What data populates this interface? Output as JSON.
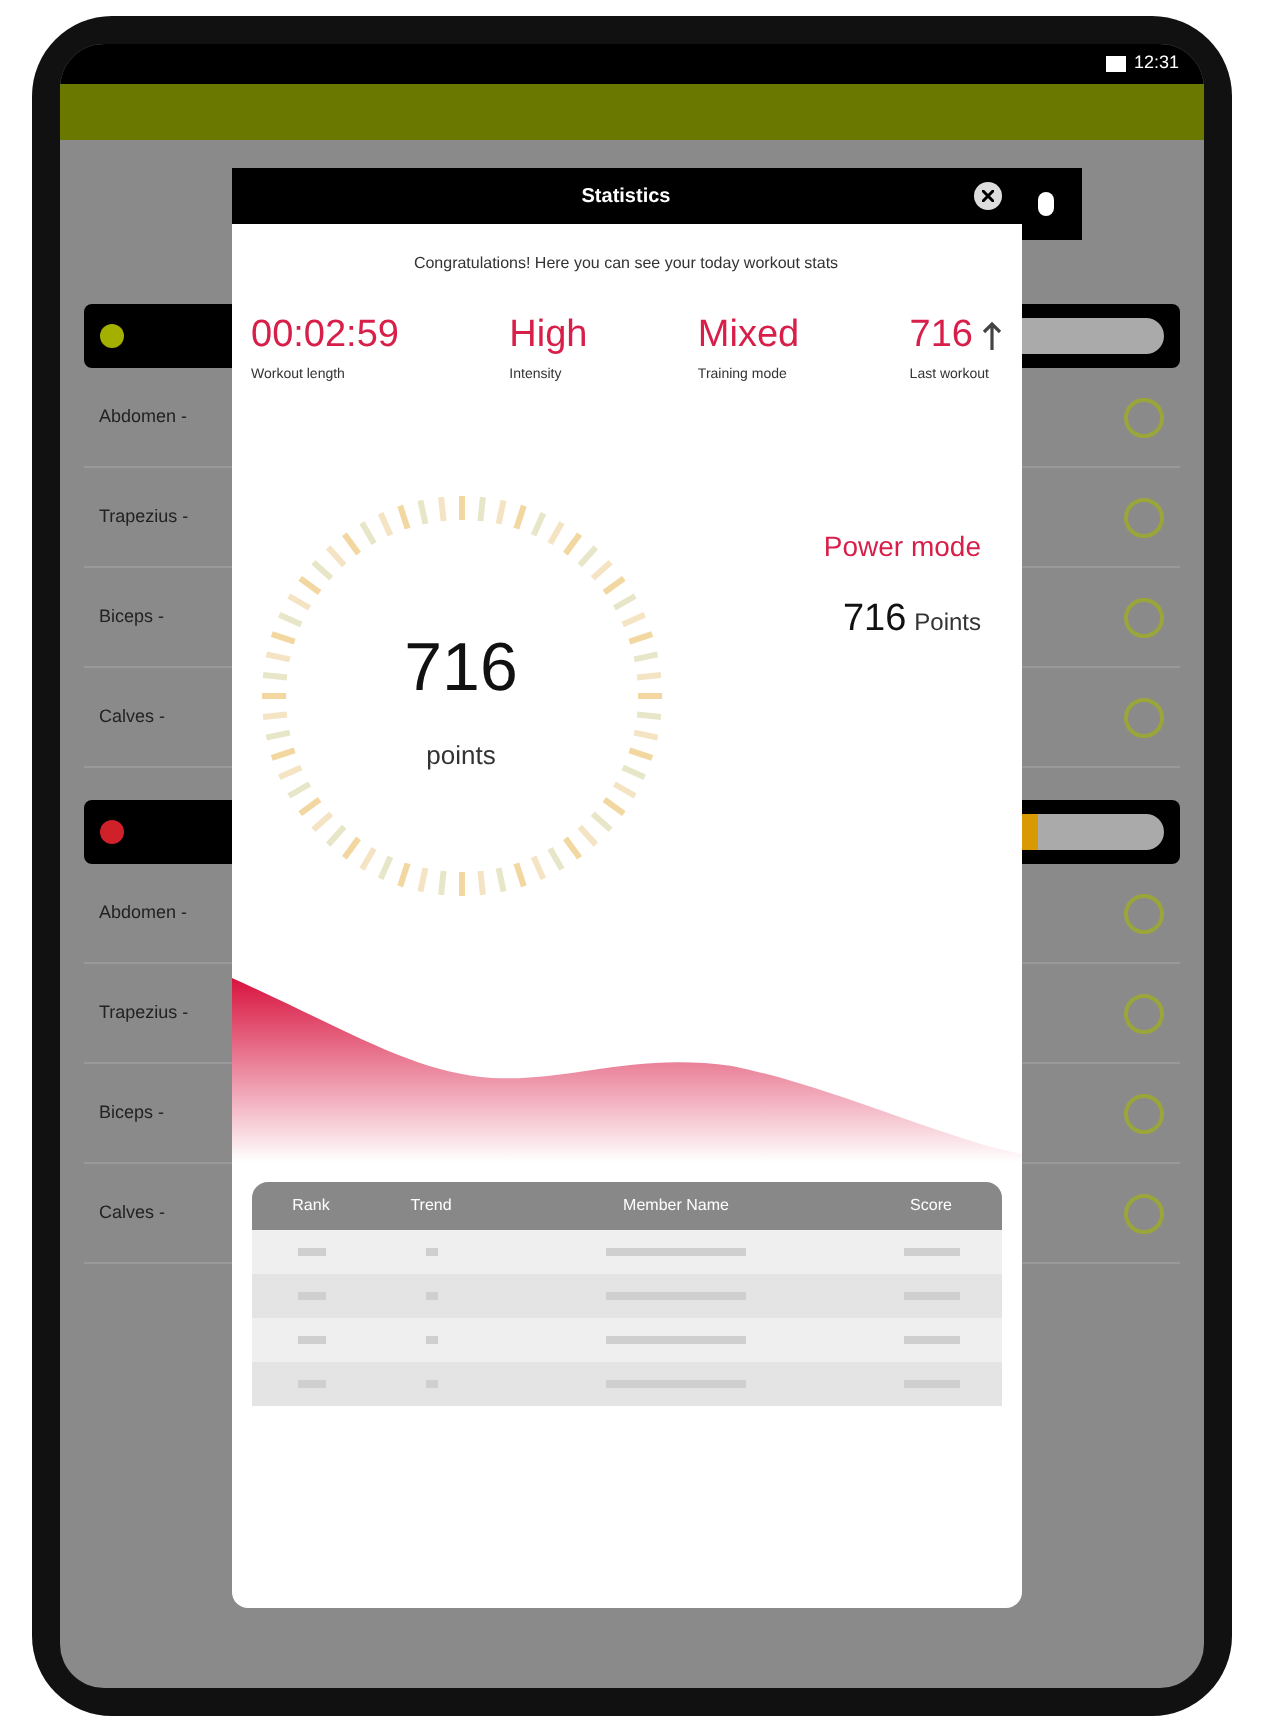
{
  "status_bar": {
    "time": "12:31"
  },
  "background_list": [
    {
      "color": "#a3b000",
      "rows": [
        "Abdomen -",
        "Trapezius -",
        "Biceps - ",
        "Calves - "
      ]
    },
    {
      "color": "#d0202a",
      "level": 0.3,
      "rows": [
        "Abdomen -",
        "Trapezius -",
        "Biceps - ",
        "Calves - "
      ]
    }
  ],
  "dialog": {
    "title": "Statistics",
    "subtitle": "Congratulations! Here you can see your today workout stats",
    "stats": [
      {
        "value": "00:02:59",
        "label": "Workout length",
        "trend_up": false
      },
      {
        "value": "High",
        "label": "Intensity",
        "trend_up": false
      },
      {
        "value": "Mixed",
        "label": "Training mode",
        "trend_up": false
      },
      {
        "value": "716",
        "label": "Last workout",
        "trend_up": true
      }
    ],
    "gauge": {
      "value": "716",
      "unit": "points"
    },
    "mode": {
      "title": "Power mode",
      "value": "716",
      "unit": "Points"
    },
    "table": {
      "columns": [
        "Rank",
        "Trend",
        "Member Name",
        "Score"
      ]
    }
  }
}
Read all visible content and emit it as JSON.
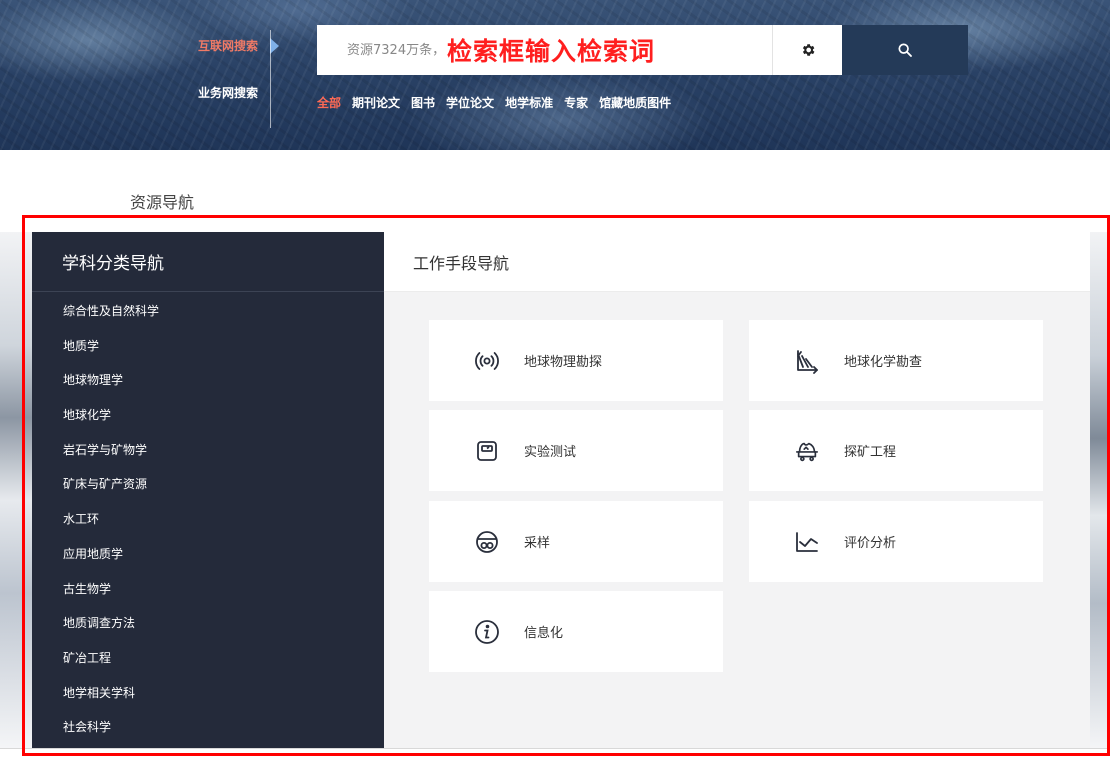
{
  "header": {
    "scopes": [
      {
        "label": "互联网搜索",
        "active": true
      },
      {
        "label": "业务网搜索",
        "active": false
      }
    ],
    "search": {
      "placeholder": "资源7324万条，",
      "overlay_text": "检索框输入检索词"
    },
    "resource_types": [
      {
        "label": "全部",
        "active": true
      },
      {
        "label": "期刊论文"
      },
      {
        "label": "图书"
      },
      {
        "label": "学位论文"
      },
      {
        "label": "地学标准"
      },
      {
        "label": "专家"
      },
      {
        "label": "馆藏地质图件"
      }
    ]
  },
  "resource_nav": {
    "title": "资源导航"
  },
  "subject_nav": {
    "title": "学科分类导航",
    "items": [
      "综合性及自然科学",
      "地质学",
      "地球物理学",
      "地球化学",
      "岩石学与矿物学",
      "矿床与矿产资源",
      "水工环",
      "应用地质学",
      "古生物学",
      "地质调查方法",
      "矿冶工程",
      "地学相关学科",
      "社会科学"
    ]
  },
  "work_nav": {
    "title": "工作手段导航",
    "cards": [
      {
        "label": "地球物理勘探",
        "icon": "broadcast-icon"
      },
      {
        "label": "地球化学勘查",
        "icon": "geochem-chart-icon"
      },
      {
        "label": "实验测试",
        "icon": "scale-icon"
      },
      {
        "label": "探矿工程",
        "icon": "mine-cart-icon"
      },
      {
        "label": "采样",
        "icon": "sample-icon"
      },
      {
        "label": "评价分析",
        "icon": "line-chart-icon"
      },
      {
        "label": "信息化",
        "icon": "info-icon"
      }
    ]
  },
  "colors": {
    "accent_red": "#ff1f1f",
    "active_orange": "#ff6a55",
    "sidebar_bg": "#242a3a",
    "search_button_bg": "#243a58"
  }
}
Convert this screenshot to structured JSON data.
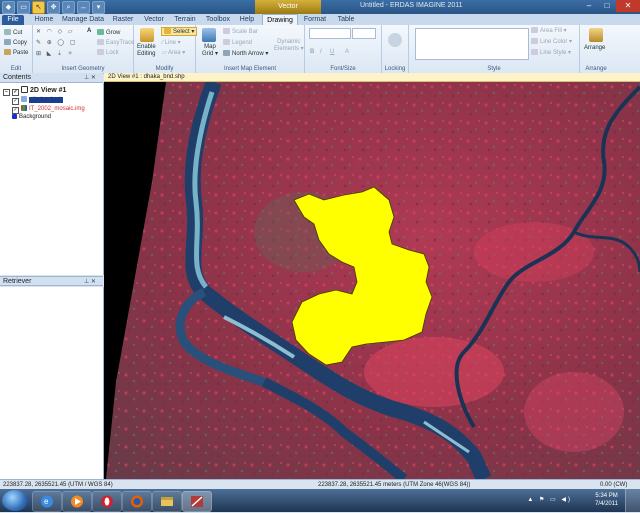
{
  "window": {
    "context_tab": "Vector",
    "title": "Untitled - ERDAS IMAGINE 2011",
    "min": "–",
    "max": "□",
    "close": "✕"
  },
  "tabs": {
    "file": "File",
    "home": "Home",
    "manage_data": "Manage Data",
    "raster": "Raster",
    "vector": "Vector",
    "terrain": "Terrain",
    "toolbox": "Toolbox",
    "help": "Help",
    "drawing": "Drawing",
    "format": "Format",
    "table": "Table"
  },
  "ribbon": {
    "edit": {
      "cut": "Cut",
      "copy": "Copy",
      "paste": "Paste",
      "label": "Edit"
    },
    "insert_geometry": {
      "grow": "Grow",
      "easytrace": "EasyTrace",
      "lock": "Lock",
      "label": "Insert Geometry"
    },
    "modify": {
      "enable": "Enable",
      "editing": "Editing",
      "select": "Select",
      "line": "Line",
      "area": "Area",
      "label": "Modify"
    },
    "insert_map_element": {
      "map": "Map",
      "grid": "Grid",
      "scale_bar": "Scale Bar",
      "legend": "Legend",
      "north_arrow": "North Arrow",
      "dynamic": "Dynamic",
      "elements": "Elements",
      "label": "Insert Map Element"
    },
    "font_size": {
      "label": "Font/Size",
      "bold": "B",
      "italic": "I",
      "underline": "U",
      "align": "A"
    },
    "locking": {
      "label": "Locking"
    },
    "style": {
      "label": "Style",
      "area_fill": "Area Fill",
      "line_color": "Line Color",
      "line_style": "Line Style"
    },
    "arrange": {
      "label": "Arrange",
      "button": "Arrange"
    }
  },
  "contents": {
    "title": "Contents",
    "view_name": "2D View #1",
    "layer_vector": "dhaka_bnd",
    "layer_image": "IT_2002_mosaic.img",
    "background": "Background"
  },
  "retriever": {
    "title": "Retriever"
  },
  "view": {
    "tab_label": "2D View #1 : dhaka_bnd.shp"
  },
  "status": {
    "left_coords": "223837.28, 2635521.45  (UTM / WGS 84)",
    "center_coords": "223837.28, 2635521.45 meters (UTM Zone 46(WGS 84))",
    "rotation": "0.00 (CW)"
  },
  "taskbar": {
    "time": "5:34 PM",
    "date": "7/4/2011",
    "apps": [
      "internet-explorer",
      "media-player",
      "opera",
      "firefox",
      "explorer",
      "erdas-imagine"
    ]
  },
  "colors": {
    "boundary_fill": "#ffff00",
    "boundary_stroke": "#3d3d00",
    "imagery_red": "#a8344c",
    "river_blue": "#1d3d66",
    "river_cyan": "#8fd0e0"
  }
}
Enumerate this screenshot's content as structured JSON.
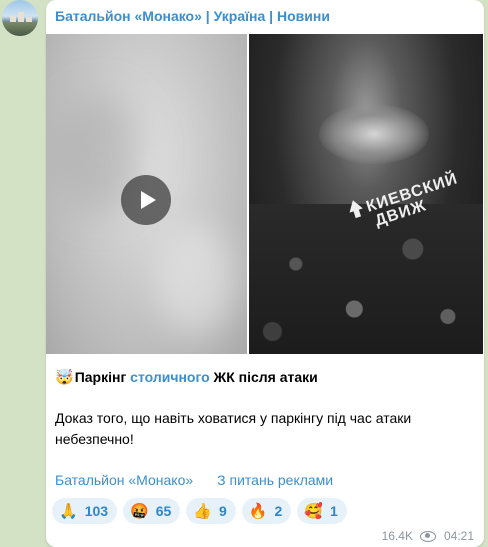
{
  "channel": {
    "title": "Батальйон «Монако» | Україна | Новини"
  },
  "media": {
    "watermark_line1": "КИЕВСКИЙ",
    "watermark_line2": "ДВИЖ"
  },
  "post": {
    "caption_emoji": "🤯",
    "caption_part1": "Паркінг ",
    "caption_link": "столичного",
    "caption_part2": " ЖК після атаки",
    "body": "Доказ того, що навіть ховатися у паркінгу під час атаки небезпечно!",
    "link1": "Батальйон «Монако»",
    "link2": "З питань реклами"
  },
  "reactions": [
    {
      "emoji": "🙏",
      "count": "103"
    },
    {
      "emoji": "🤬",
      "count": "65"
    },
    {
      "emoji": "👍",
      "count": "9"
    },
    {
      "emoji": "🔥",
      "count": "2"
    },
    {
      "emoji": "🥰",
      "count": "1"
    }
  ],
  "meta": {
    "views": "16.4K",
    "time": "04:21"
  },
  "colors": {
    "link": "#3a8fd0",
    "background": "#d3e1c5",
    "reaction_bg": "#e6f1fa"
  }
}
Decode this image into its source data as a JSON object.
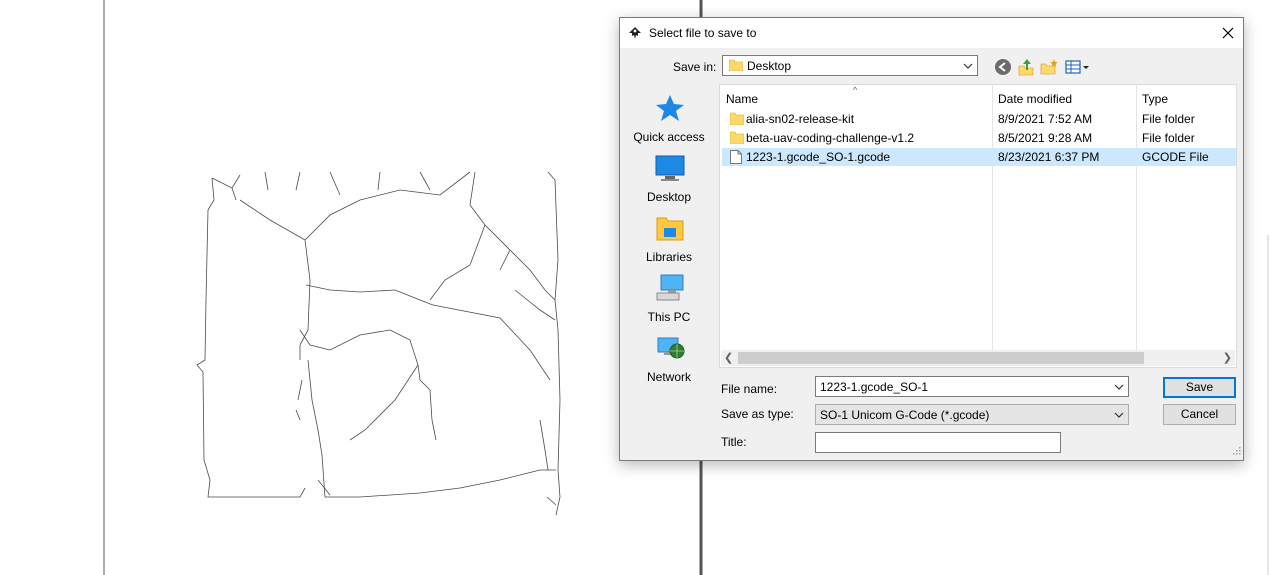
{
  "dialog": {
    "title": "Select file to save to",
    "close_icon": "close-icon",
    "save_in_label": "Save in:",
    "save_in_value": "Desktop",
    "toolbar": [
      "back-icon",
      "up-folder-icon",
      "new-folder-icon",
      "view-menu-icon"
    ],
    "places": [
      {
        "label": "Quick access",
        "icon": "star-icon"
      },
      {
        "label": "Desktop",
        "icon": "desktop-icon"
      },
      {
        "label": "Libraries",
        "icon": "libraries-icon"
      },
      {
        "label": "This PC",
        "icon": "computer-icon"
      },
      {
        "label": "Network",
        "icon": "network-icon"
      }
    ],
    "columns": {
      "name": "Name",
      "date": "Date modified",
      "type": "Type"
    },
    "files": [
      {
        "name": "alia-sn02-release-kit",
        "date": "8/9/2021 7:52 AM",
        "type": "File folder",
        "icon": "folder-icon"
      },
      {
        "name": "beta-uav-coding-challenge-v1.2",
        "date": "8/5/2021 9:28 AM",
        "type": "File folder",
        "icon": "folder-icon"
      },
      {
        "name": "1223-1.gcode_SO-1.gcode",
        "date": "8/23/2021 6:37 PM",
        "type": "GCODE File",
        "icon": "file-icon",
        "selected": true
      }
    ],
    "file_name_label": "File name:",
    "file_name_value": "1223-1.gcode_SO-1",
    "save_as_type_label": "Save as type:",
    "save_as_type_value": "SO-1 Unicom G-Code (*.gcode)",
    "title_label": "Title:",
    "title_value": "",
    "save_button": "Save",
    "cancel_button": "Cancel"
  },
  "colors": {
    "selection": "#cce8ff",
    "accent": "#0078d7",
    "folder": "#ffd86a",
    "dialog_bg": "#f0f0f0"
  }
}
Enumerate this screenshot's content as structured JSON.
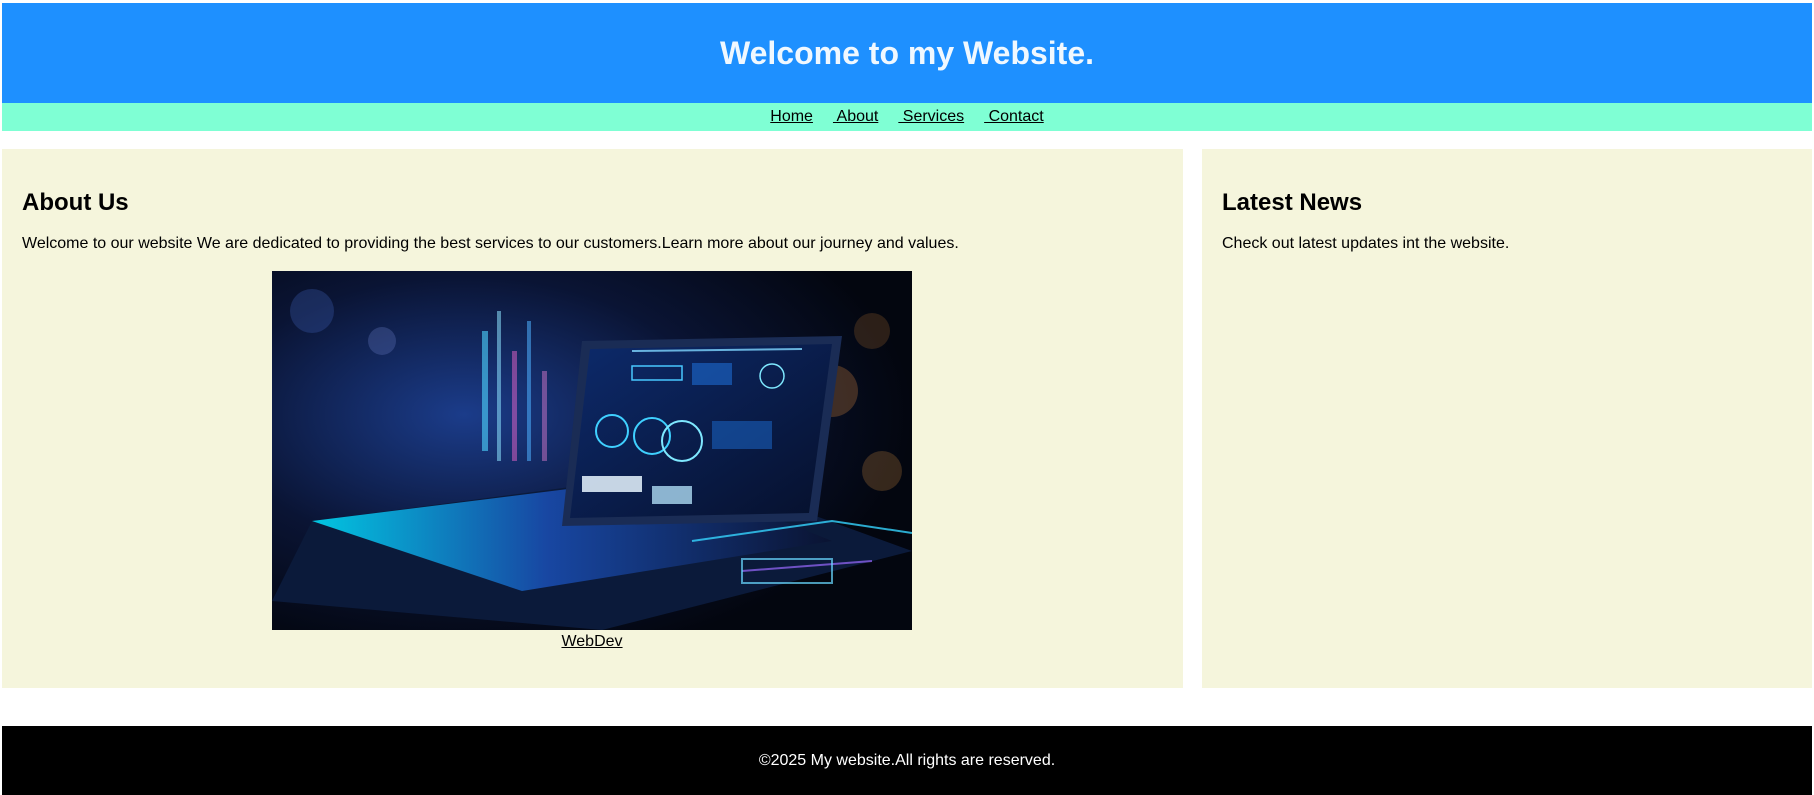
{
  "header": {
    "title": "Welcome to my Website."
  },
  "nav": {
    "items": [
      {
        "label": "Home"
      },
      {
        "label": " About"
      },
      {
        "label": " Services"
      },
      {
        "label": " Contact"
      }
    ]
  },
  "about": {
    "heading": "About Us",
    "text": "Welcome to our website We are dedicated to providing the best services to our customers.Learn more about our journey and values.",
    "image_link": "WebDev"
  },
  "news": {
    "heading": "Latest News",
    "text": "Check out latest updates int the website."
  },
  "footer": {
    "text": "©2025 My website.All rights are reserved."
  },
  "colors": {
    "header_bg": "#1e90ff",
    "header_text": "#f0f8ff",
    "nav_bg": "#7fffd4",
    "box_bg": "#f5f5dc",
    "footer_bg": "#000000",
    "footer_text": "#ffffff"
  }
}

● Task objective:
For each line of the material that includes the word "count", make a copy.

● Task solution:
      "count": "103"
      "count": "65"
      "count": "9"
      "count": "2"
      "count": "1"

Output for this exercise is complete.